The only other player to eclipse the 50 percent mark this year was former pitcher Jack Morris, who received 311 votes (53.5 percent).

The results weren't so rosy for former Reds star outfielder Dave Parker, who garnered only 89 votes (15.3 percent) in his 15th and final year of eligibility on the writers' ballot. Parker's only chance to gain entry is now through the Veterans' Committee vote, which has become a much more difficult path in recent years.

All signs point to 2012 as the year that should see Larkin enshrined. There will be nine holdovers from this year's ballot, including Morris and Jeff Bagwell, but the first-time eligible players on next year's ballot are likely to get little or no voting support.

Larkin distinguished himself during an era that was shared with current Hall of Fame shortstops like Ozzie Smith and Cal Ripken Jr. A native of Cincinnati, he spent his entire career with the Reds from 1986-2004 and had a lifetime average of .295 with 198 home runs, 960 RBIs, 2,340 hits, a .371 on-base percentage and 379 stolen bases.

Like he did last year after not being elected, Larkin recalled the advice of Hall of Famer Jim Rice, who was elected in 2009 during his 15th and final try.

"You did what you did. You played as well as you could. You know what, hopefully it's good enough," Larkin said Rice told him. "I'm just happy to be in consideration. Hopefully it will happen soon, though."

Also on the resume for Larkin is his being a 12-time All-Star, a three-time Gold Glove winner, a nine-time Silver Slugger winner, a member of the 1990 World Series championship team and the 1995 National League Most Valuable Player.

In 1996, Larkin became the first shortstop in Major League history to have a 30-30 season, hitting 33 homers while swiping 36 bases.

During his 1995 MVP season, Larkin batted .319 with 15 home runs, 66 RBIs and 51 stolen bases. While his offensive numbers weren't the best in the league that season, his all-around play and intangibles were considered pivotal as the Reds claimed the NL Central title.

It's the intangible portion of Larkin's career that means the most for the 46-year-old.

"I think those are the things I'm really, really happy people are talking about," Larkin told MLB Network, his current employer. "I talk to players all the time about baseball. I tell them it's not about hitting home runs. I spent my entire career getting the guy over, being a support guy. Just to be out there and have the numbers I do, obviously, but to be recognized amongst the best with that being my approach, that's what I'm very proud of."
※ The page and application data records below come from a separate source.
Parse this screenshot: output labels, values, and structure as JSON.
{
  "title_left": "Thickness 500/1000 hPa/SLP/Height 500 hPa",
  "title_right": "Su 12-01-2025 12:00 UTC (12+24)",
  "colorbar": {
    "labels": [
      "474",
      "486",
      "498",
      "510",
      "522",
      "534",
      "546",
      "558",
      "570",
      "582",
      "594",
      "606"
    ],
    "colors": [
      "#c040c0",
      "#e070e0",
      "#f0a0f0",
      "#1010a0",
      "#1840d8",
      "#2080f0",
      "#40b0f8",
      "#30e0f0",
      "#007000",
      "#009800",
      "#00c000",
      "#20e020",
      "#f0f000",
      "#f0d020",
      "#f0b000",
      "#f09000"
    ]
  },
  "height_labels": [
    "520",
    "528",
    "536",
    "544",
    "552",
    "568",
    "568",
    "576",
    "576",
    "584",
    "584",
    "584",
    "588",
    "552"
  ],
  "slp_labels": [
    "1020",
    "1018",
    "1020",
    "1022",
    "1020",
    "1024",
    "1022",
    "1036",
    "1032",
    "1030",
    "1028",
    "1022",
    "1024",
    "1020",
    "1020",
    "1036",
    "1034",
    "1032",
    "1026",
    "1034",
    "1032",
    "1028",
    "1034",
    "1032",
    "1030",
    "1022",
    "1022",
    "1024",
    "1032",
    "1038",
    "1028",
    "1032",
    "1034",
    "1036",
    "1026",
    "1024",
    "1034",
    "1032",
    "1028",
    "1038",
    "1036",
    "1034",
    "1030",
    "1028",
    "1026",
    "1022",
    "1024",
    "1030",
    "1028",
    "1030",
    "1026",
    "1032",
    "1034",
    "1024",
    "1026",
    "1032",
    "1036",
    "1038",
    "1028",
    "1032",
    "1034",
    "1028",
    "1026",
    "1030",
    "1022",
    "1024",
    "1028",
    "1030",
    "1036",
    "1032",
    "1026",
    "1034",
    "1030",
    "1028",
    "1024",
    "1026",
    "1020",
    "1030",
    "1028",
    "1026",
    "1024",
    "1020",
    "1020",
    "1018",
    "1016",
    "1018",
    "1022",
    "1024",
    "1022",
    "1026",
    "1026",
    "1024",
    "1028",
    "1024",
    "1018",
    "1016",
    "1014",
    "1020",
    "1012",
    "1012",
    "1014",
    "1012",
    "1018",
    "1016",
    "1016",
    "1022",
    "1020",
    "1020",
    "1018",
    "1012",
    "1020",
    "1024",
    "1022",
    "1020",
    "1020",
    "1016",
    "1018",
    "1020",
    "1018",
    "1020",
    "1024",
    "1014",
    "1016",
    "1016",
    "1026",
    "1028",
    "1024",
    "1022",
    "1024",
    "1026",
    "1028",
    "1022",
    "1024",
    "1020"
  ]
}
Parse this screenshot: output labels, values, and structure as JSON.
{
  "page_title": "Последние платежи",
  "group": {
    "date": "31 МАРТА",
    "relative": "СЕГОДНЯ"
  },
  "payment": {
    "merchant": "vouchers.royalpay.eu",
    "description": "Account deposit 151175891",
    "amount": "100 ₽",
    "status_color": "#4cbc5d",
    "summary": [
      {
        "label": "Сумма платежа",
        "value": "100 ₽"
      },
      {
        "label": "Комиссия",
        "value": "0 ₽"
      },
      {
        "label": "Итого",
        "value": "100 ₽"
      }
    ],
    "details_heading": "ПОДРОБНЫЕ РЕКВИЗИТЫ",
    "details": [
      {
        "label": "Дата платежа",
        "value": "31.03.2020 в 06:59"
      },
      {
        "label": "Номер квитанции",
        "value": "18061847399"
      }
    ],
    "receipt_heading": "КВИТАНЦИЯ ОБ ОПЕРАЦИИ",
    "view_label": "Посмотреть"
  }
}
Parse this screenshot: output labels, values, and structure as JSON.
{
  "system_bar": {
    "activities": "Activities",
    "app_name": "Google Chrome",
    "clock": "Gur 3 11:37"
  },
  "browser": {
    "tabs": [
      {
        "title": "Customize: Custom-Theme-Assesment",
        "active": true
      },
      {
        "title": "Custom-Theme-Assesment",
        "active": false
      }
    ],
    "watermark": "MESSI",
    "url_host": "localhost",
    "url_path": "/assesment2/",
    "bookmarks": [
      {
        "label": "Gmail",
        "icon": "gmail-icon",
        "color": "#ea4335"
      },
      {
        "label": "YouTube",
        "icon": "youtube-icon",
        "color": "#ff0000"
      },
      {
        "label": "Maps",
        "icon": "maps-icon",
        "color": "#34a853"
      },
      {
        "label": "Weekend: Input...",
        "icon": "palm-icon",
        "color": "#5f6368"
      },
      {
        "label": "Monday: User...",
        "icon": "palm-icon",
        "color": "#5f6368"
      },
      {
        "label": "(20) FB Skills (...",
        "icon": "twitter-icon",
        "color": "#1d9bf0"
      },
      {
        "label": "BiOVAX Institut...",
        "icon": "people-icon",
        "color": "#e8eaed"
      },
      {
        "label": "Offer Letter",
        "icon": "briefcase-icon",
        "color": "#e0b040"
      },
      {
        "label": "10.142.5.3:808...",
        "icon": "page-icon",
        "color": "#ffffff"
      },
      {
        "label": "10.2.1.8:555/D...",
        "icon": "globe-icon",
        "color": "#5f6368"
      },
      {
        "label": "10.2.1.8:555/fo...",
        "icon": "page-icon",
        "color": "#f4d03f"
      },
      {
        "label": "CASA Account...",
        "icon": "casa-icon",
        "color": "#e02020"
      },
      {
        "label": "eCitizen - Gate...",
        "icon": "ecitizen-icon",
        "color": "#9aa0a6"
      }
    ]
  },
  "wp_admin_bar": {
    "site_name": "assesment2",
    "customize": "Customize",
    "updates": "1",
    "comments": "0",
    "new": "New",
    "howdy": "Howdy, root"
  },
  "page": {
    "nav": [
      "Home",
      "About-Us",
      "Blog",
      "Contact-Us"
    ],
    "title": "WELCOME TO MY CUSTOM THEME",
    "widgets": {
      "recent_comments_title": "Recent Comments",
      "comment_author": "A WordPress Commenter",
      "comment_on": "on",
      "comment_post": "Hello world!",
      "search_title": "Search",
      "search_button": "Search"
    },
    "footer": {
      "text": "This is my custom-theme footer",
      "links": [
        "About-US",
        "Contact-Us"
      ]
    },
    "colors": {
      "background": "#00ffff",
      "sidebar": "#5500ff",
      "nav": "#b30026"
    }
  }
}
Mark Sheldon is a reporter for MLB.com Read his blog, Mark My Word and follow him on Twitter @m_sheldon. This story was not subject to the approval of Major League Baseball or its clubs.